Stocks: Monday's review
Asian stocks fell after European policy makers failed to introduce a plan to stem the region’s debt crisis, dimming the earnings outlook for banks, exporters and raw-material producers.
Esprit Holdings Ltd. (330), a clothing retailer with 83 percent of its sales in Europe, tumbled 20 percent in Hong Kong.
BHP Billiton Ltd. (BHP), the world’s biggest mining company, dropped 1.7 percent in Sydney as crude and metal prices sank. Asian financial shares slumped, paced by Westpac Banking Corp. in Sydney.
Industrial & Commercial Bank of China Ltd. slid 4.2 percent in Hong Kong on speculation China won’t loosen measures to control inflation.
Asian stocks fell today after finance chiefs from the euro region said last week that the 18-month debt crisis leaves no room for tax cuts or extra spending to spur an economy on the brink of stagnation. Economic reports on Germany this week are forecast to show a decline in investor confidence and a slowdown in manufacturing in Europe’s largest economy.
Greece’s ability to avoid default hangs in the balance as international monitors assess whether Prime Minister George Papandreou can meet the conditions of rescue loans.
European stocks slid, halting a four-day rally for the Stoxx Europe 600 Index, as investors speculated that Greece may not receive an aid payment that would help it avoid default.
Deutsche Bank AG (DBK) led banks lower after Germany’s ruling party lost another regional election. Mining companies and oil producers fell as base metals and crude oil dropped, while Michelin & Cie. declined after Morgan Stanley downgraded the tiremaker.
The benchmark Stoxx 600 dropped 2.3 percent to 224.96 at the 4:30 p.m. close in London, paring last week’s 2.5 percent advance. The gauge has declined 23 percent from this year’s peak on Feb. 17 as the region’s growing debt crisis added to concern that the economic recovery is at risk.
Stocks rallied around the world last week after Germany and France said Greece will remain a euro member and the European Central Bank announced coordinated measures with the Federal Reserve to ensure the region’s lenders have sufficient U.S. dollars.
National benchmark indexes declined in every western European market. France’s CAC 40 Index fell 3 percent, the U.K.’s FTSE 100 Index dropped 2 percent and Germany’s DAX Index lost 2.8 percent.
European Union and International Monetary Fund inspectors hold a teleconference today with Greece’s Finance Minister, Evangelos Venizelos, to judge whether the government is eligible for an aid payment due in October.
Separately, German Chancellor Angela Merkel’s party lost a regional election in Berlin, the last of seven state ballots this year in which voters have punished the governing coalition parties for their handling of the sovereign-debt crisis.

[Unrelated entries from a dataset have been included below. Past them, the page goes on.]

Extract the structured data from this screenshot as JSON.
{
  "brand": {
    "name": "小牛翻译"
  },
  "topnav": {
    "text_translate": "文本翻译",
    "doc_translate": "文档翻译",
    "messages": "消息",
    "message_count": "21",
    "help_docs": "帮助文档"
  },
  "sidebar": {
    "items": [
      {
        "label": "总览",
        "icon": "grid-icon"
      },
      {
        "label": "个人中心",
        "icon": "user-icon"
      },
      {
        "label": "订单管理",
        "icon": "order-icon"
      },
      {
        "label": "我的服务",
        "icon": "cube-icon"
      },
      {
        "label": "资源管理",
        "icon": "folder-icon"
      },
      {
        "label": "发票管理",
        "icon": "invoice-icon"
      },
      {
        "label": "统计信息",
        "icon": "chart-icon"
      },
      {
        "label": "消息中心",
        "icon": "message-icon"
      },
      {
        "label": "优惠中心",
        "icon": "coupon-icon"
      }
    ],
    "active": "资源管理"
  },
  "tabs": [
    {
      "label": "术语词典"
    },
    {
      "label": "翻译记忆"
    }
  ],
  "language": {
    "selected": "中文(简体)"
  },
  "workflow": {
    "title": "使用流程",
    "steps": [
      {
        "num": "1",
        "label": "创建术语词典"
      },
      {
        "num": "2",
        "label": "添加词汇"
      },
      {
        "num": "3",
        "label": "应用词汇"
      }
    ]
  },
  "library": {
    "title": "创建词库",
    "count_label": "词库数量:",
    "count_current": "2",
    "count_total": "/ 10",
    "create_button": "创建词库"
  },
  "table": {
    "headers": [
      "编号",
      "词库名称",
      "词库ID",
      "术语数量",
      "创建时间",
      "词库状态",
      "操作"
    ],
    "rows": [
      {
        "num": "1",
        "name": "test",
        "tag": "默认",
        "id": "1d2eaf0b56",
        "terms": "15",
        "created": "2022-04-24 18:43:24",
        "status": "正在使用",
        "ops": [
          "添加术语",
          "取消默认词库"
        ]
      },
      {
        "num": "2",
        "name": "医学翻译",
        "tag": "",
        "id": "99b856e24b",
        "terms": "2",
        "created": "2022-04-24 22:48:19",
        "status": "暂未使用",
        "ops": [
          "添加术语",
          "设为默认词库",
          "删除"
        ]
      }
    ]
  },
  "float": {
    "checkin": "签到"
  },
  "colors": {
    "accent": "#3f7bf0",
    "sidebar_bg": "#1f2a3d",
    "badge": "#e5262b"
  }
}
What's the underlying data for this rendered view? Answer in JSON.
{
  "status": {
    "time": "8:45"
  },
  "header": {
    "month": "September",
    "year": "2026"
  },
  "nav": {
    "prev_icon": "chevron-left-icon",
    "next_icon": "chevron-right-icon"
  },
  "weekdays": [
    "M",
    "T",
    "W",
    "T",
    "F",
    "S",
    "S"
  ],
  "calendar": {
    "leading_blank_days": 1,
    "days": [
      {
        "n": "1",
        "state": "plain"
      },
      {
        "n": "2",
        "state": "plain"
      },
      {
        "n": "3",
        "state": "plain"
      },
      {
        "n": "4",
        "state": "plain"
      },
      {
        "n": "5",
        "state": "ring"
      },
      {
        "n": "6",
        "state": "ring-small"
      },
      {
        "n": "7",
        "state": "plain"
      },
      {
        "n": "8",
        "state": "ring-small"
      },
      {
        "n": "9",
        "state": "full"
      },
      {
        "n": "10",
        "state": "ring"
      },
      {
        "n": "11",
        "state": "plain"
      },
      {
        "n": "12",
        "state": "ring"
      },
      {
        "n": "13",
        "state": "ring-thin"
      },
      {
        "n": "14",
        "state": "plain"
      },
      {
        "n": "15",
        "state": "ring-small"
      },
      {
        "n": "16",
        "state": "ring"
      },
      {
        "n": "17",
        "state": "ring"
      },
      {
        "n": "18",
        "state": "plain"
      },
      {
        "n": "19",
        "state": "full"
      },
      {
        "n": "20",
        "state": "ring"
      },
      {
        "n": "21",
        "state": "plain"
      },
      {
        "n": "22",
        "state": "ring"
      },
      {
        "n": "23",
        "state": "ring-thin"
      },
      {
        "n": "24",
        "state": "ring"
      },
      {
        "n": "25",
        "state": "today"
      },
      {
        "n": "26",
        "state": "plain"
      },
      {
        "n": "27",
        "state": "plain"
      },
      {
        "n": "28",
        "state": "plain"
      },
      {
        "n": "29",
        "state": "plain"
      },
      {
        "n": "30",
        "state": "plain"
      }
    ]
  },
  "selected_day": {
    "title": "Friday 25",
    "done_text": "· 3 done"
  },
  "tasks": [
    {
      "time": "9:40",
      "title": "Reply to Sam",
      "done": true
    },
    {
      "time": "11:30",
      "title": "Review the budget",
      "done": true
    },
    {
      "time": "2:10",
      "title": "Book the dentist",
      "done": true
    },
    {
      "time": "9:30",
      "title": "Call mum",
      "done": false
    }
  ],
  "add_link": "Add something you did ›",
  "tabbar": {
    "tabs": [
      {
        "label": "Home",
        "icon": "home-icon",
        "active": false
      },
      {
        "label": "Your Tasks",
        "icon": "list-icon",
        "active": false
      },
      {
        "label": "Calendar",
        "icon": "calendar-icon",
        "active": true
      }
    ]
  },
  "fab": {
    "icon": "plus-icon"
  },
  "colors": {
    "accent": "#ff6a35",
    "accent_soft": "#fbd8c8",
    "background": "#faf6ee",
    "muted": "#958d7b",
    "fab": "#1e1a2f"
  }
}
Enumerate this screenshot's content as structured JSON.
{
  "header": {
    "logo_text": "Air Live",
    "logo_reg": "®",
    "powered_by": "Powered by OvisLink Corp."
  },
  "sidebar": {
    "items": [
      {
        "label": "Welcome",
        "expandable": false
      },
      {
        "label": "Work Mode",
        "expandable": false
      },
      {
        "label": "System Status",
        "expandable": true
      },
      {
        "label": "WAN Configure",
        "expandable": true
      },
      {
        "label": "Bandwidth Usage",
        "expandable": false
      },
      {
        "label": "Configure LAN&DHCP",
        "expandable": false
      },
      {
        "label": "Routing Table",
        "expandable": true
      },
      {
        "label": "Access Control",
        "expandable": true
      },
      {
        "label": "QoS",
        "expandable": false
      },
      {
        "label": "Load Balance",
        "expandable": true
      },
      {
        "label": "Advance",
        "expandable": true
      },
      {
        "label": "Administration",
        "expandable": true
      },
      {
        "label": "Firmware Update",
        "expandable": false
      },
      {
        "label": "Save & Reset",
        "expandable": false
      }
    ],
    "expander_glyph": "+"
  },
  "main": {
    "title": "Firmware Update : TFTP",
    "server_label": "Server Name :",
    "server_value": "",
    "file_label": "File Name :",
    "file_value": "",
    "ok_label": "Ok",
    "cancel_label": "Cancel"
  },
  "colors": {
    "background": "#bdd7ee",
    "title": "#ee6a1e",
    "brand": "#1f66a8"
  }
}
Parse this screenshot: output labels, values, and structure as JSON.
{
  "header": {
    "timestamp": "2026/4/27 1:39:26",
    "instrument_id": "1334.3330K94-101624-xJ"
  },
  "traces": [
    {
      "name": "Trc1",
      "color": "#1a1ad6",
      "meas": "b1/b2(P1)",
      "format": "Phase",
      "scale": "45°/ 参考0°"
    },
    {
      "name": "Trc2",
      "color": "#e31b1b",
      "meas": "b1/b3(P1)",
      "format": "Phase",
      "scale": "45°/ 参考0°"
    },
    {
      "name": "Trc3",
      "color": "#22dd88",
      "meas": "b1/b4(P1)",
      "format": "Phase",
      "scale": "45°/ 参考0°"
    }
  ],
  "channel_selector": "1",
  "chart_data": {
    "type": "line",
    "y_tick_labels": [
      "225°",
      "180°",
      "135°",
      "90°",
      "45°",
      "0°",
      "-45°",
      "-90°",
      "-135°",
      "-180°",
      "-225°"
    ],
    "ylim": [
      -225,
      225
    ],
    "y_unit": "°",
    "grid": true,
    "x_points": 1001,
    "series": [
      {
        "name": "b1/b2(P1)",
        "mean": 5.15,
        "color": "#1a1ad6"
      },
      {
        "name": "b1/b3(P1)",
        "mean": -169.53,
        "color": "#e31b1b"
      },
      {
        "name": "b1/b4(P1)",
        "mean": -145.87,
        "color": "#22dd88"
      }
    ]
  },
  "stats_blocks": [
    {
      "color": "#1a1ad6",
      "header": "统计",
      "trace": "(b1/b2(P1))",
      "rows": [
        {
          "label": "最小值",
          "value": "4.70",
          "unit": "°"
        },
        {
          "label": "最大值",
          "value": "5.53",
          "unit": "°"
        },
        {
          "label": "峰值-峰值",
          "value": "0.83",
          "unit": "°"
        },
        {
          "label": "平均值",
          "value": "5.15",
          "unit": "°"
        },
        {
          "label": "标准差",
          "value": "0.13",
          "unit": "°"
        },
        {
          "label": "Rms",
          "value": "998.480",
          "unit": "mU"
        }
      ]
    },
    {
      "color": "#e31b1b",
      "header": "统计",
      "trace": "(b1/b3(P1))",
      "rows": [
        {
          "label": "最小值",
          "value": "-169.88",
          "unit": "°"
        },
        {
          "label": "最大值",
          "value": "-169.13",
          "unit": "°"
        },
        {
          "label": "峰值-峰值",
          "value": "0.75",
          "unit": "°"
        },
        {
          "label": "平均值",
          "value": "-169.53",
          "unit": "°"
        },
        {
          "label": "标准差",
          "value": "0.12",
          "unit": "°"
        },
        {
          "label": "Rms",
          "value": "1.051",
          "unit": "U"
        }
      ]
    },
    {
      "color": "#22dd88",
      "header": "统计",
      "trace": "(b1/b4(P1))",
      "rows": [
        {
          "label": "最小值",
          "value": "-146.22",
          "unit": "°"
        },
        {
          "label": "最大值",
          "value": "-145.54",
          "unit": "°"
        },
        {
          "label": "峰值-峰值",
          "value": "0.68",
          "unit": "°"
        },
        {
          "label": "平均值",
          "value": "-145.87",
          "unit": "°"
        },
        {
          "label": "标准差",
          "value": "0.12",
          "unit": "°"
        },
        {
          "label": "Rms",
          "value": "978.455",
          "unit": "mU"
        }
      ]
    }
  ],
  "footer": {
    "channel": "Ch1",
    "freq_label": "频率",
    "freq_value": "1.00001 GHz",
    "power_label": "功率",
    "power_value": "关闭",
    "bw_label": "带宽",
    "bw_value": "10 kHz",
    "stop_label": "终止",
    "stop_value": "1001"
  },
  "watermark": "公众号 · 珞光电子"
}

Societe Generale (GLE) SA, which was downgraded by Moody’s on Sept. 14, sank 6.7 percent to 17.69 euros. Credit Suisse Group AG declined 6.2 percent to 21.31 euros.
Lloyds Banking Group Plc slumped 6.7 percent to 33.42 pence as the bank said Finance Director Tim Tookey will leave the U.K.’s largest mortgage lender to join Friends Life, the insurer being built by Resolution Ltd., Clive Cowdery’s acquisition firm.
Michelin sank 6 percent to 45.53 euros after Morgan Stanley lowered its recommendation for the world’s second-largest tiremaker to “underweight” from “overweight.”
Temenos Group AG (TEMN) dropped 7.4 percent to 14.35 francs after Morgan Stanley downgraded the banking-software maker to “equal weight” from “overweight.”
U.S. stocks pared losses after the Greek Finance Ministry said a “productive and substantive discussion took place” during a conference call with international regulators about the country’s financial bailout.
Earlier losses came amid concern Greece would fail to meet the requirements of international aid from the European Union and the International Monetary Fund needed for the country to avoid default.
EU and International Monetary Fund inspectors held a teleconference this evening in Athens with Finance Minister Evangelos Venizelos and other officials to judge whether the government is eligible for an aid payment due next month and on track for a second rescue package approved by EU leaders on July 21.
Greece said “a productive and substantive discussion took place” during the call.
Tomorrow morning, the teams of technical experts already in Athens “will further elaborate on some data and the conference call will be repeated tomorrow at the same time,” the Greek Finance Ministry said in an e-mailed statement.